Cinco de Mayo — Not Mexican Independence Day
In Los Angeles, we do know that Cinco de Mayo, the fifth of May, is not the day Mexico gained its independence from Spain. It is historically important to Mexicans, however, as it marks their unlikely victory over French forces at the Battle of Puebla on May 5, 1862, as the French eyed the possibility of taking over the still-forming nation after its long struggle for independence and self-determination.
The French eventually did win the war, installing Archduke Ferdinand Maximilian Joseph, of the house of Habsburg and an Austrian, as emperor of Mexico in 1864. But his rule would not last. Mexicans threw their support behind the statesman-lawyer Benito Juarez, and U.S. political pressure contributed to the decision by the French to withdraw from Mexico. Maximilian was executed in 1867.
In the U.S., Cinco de Mayo has become an opportunity for Mexican-Americans to celebrate their heritage and invite everyone else to the party. Our Cinco de Mayo celebration at the Autry took place last weekend, and it drew almost 1,000 people.

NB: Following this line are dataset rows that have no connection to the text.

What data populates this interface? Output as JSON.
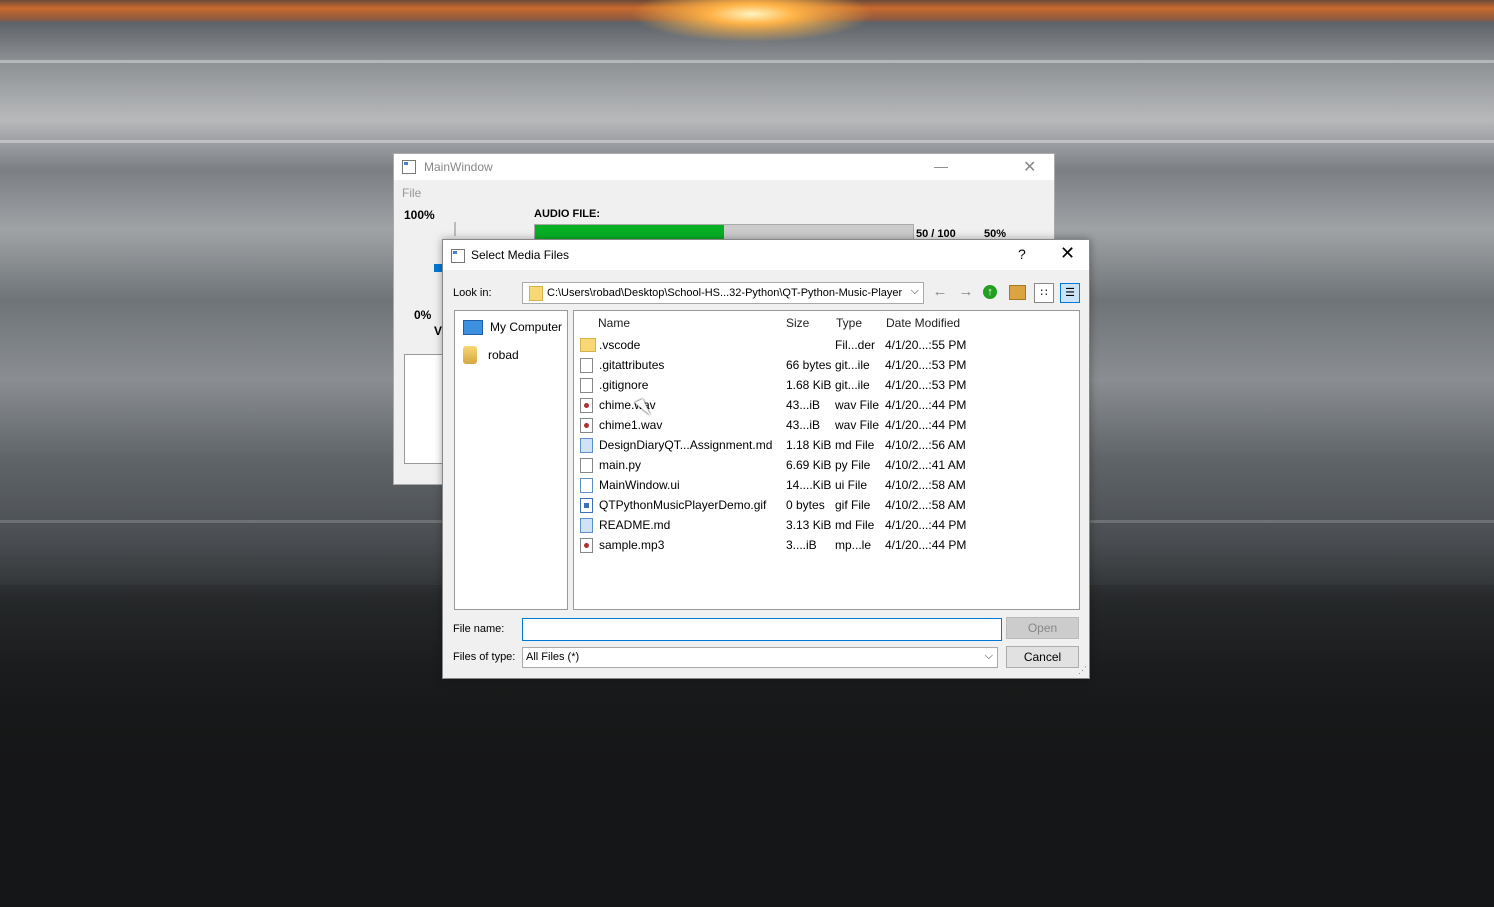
{
  "main_window": {
    "title": "MainWindow",
    "minimize": "—",
    "close": "✕",
    "menu_file": "File",
    "volume_max": "100%",
    "volume_min": "0%",
    "volume_label_fragment": "V",
    "audio_file_label": "AUDIO FILE:",
    "progress_count": "50 / 100",
    "progress_percent": "50%",
    "progress_fraction": 0.5
  },
  "dialog": {
    "title": "Select Media Files",
    "help": "?",
    "close": "✕",
    "look_in_label": "Look in:",
    "look_in_path": "C:\\Users\\robad\\Desktop\\School-HS...32-Python\\QT-Python-Music-Player",
    "sidebar": [
      {
        "label": "My Computer",
        "icon": "computer-icon"
      },
      {
        "label": "robad",
        "icon": "user-folder-icon"
      }
    ],
    "columns": {
      "name": "Name",
      "size": "Size",
      "type": "Type",
      "modified": "Date Modified"
    },
    "files": [
      {
        "name": ".vscode",
        "size": "",
        "type": "Fil...der",
        "modified": "4/1/20...:55 PM",
        "icon": "folder"
      },
      {
        "name": ".gitattributes",
        "size": "66 bytes",
        "type": "git...ile",
        "modified": "4/1/20...:53 PM",
        "icon": "text"
      },
      {
        "name": ".gitignore",
        "size": "1.68 KiB",
        "type": "git...ile",
        "modified": "4/1/20...:53 PM",
        "icon": "text"
      },
      {
        "name": "chime.wav",
        "size": "43...iB",
        "type": "wav File",
        "modified": "4/1/20...:44 PM",
        "icon": "audio"
      },
      {
        "name": "chime1.wav",
        "size": "43...iB",
        "type": "wav File",
        "modified": "4/1/20...:44 PM",
        "icon": "audio"
      },
      {
        "name": "DesignDiaryQT...Assignment.md",
        "size": "1.18 KiB",
        "type": "md File",
        "modified": "4/10/2...:56 AM",
        "icon": "md"
      },
      {
        "name": "main.py",
        "size": "6.69 KiB",
        "type": "py File",
        "modified": "4/10/2...:41 AM",
        "icon": "text"
      },
      {
        "name": "MainWindow.ui",
        "size": "14....KiB",
        "type": "ui File",
        "modified": "4/10/2...:58 AM",
        "icon": "ui"
      },
      {
        "name": "QTPythonMusicPlayerDemo.gif",
        "size": "0 bytes",
        "type": "gif File",
        "modified": "4/10/2...:58 AM",
        "icon": "gif"
      },
      {
        "name": "README.md",
        "size": "3.13 KiB",
        "type": "md File",
        "modified": "4/1/20...:44 PM",
        "icon": "md"
      },
      {
        "name": "sample.mp3",
        "size": "3....iB",
        "type": "mp...le",
        "modified": "4/1/20...:44 PM",
        "icon": "audio"
      }
    ],
    "file_name_label": "File name:",
    "file_name_value": "",
    "files_of_type_label": "Files of type:",
    "files_of_type_value": "All Files (*)",
    "open_button": "Open",
    "cancel_button": "Cancel"
  },
  "colors": {
    "progress_fill": "#06b025",
    "focus_border": "#0078d7"
  }
}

Here are a few of them, in pictures by Danielle Klebanow:
And just one more . . .